Data records below:
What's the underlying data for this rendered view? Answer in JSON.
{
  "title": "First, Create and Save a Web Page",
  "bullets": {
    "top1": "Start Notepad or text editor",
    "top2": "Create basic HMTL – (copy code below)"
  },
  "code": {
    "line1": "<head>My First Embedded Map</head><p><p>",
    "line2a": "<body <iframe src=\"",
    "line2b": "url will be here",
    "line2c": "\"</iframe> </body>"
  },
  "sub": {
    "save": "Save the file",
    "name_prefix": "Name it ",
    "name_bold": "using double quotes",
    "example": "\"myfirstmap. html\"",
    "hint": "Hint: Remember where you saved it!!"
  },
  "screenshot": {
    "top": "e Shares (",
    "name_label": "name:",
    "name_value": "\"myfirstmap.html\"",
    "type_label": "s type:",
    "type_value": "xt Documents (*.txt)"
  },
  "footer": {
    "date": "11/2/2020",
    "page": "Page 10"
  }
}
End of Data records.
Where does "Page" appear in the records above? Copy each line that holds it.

  "title": "First, Create and Save a Web Page",
    "page": "Page 10"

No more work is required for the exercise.